I attended the Social TV Summit on November 16th in New York City. The event was beautifully executed to host an executive conference focused on social media and it’s effect on viewing content on TV, online, on tablets and on mobile devices. Jack Myers and Andy Batkin moderated the panelists primarily throughout the day.
Facebook representatives Kay Madati and Andy Mitchell took the stage as keynote speakers in the morning. Madati clearly stated that the past age was dominated by search, but that today’s social rules and digital expectations will command social TV to respond in a new age of discovery. He went on to mention that quantified social insights will determine engagement and uncover what motivates users to influence their friends via sharing. Technology will drive programming and monetization opportunities because it will be able to execute content recognition. Winner of the idea pitch, TVplus companion application, demonstrates the intertextual prospects of synchronized recognition most distinctly during a program.
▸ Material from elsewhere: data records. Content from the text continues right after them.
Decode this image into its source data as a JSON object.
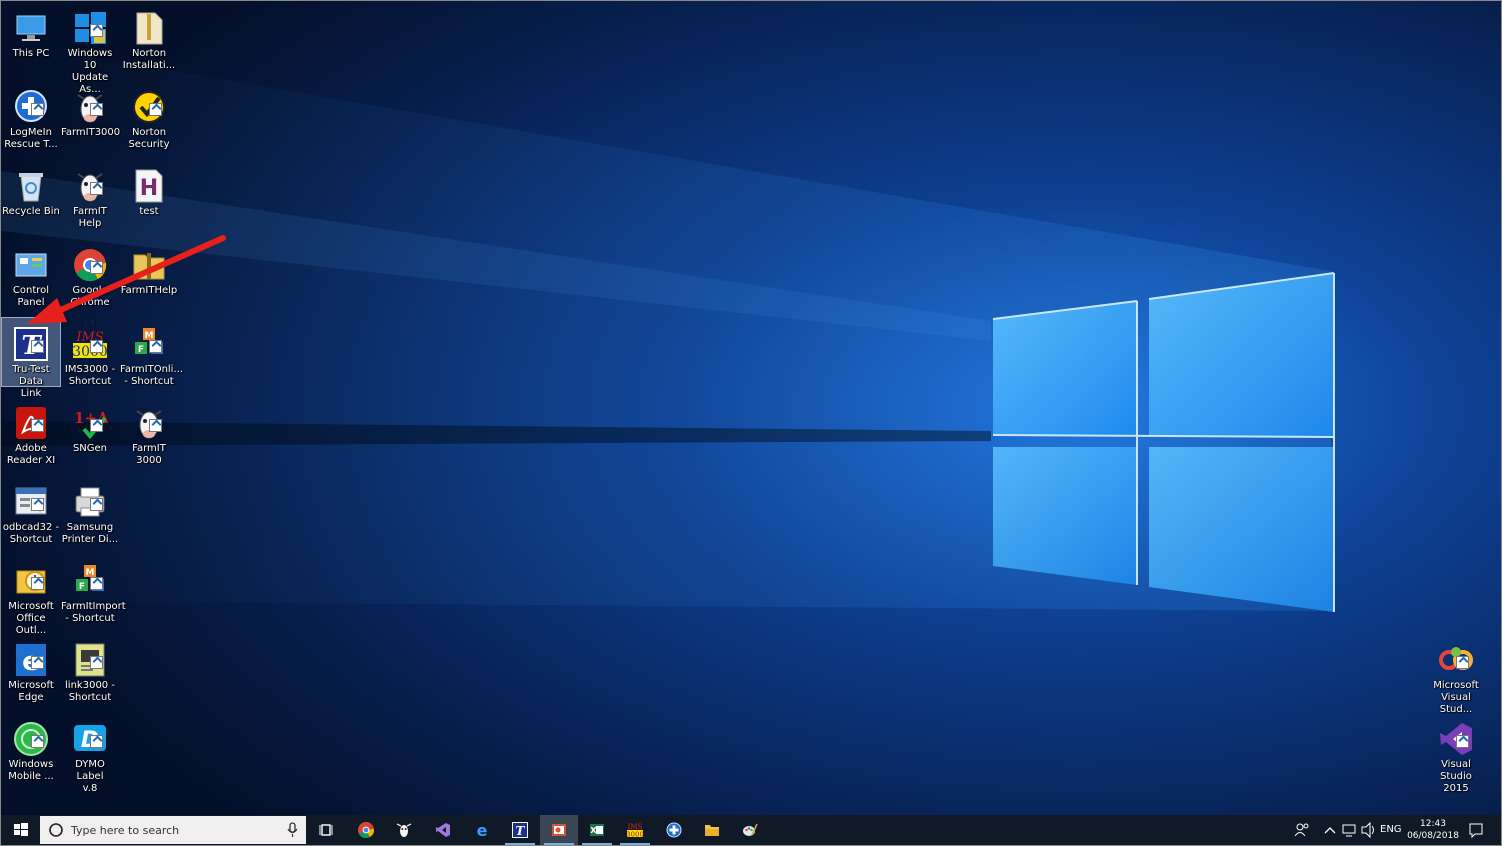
{
  "desktop_icons": [
    {
      "id": "this-pc",
      "line1": "This PC",
      "line2": ""
    },
    {
      "id": "win10-update",
      "line1": "Windows 10",
      "line2": "Update As..."
    },
    {
      "id": "norton-install",
      "line1": "Norton",
      "line2": "Installati..."
    },
    {
      "id": "logmein",
      "line1": "LogMeIn",
      "line2": "Rescue T..."
    },
    {
      "id": "farmit3000-a",
      "line1": "FarmIT3000",
      "line2": ""
    },
    {
      "id": "norton-security",
      "line1": "Norton",
      "line2": "Security"
    },
    {
      "id": "recycle-bin",
      "line1": "Recycle Bin",
      "line2": ""
    },
    {
      "id": "farmit-help",
      "line1": "FarmIT Help",
      "line2": ""
    },
    {
      "id": "test",
      "line1": "test",
      "line2": ""
    },
    {
      "id": "control-panel",
      "line1": "Control Panel",
      "line2": ""
    },
    {
      "id": "google-chrome",
      "line1": "Google",
      "line2": "Chrome"
    },
    {
      "id": "farmithelp-folder",
      "line1": "FarmITHelp",
      "line2": ""
    },
    {
      "id": "tru-test",
      "line1": "Tru-Test Data",
      "line2": "Link"
    },
    {
      "id": "ims3000",
      "line1": "IMS3000 -",
      "line2": "Shortcut"
    },
    {
      "id": "farmitonline",
      "line1": "FarmITOnli...",
      "line2": "- Shortcut"
    },
    {
      "id": "adobe-reader",
      "line1": "Adobe",
      "line2": "Reader XI"
    },
    {
      "id": "sngen",
      "line1": "SNGen",
      "line2": ""
    },
    {
      "id": "farmit-3000-b",
      "line1": "FarmIT 3000",
      "line2": ""
    },
    {
      "id": "odbcad32",
      "line1": "odbcad32 -",
      "line2": "Shortcut"
    },
    {
      "id": "samsung-printer",
      "line1": "Samsung",
      "line2": "Printer Di..."
    },
    {
      "id": "ms-outlook",
      "line1": "Microsoft",
      "line2": "Office Outl..."
    },
    {
      "id": "farmitimport",
      "line1": "FarmItImport",
      "line2": "- Shortcut"
    },
    {
      "id": "ms-edge",
      "line1": "Microsoft",
      "line2": "Edge"
    },
    {
      "id": "link3000",
      "line1": "link3000 -",
      "line2": "Shortcut"
    },
    {
      "id": "windows-mobile",
      "line1": "Windows",
      "line2": "Mobile ..."
    },
    {
      "id": "dymo-label",
      "line1": "DYMO Label",
      "line2": "v.8"
    },
    {
      "id": "ms-visual-studio",
      "line1": "Microsoft",
      "line2": "Visual Stud..."
    },
    {
      "id": "visual-studio-2015",
      "line1": "Visual Studio",
      "line2": "2015"
    }
  ],
  "taskbar": {
    "search_placeholder": "Type here to search",
    "apps": [
      {
        "name": "task-view",
        "icon": "task-view-icon",
        "state": "none"
      },
      {
        "name": "chrome",
        "icon": "chrome-icon",
        "state": "none"
      },
      {
        "name": "farmit",
        "icon": "cow-icon",
        "state": "none"
      },
      {
        "name": "visual-studio",
        "icon": "visual-studio-icon",
        "state": "none"
      },
      {
        "name": "edge",
        "icon": "edge-icon",
        "state": "none"
      },
      {
        "name": "tru-test",
        "icon": "tru-test-icon",
        "state": "running"
      },
      {
        "name": "powerpoint",
        "icon": "powerpoint-icon",
        "state": "active"
      },
      {
        "name": "excel",
        "icon": "excel-icon",
        "state": "running"
      },
      {
        "name": "ims3000",
        "icon": "ims3000-icon",
        "state": "running"
      },
      {
        "name": "logmein",
        "icon": "logmein-icon",
        "state": "none"
      },
      {
        "name": "file-explorer",
        "icon": "folder-icon",
        "state": "none"
      },
      {
        "name": "paint",
        "icon": "paint-icon",
        "state": "none"
      }
    ],
    "tray": {
      "language": "ENG",
      "time": "12:43",
      "date": "06/08/2018"
    }
  },
  "colors": {
    "accent": "#2aa7ff",
    "annotation_arrow": "#e8201b",
    "taskbar": "#0f1a26"
  }
}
Content recognition will empower the companion experience by making supplemental content contextually relevant in conjunction with the temporal metadata of a broadcast.
Olivier Delfosse from Fremantle Media emphasized that broadcasters need to work with technology companies to make second screen experiences more consistent. As connected TVs, smart phones and tablets begin to proliferate, viewers will expect the technology to be dependable and work in harmony with the program in a naturalized fashion. However, Delfosse noted that unexpected second screen experiences are also needed in order to keep the content fresh and initiate participation via the element of surprise. Broadcasters need to become fully committed to integrating these technical tools and producers need to begin to consider the second screen when writing content. Once these practices are adopted content creators will be in the best position to capitalize on interactive digital revenue.
Jason Klarman, President of Oxygen Media/NBC Universal, mentioned that the audience mostly wants to talk to each other about content and use companion devices to observe related activity and discover more in depth. Chloe Sladden, afternoon keynote speaker from Twitter, discussed the basic programming practice of using visual indicators, like a promoted hashtag as an on-air graphic, to alert the audience of the active digital community they can participate in while producers harness backchannel traffic. Sladden indicated that the highest peeks in digital dialogue occur during moments of drama, whereas, commercial breaks seem to be consistently leveled.
Overall, the event was very insightful and reinforced many of the principal theories and beliefs currently in circulation about the development of social TV. I would have liked to see more producers present to voice their concerns as well as expectations for this emerging distribution platform. There is a substantial divide between creative production and advancing technical platforms for distribution; the lack of content creators present at the conference highlighted this reality. Progress will be achieved once these two sectors initiate communication and sustain partnerships. Those are the types of discussions that need to occur in order for the best digital programming strategy to surface and succeed.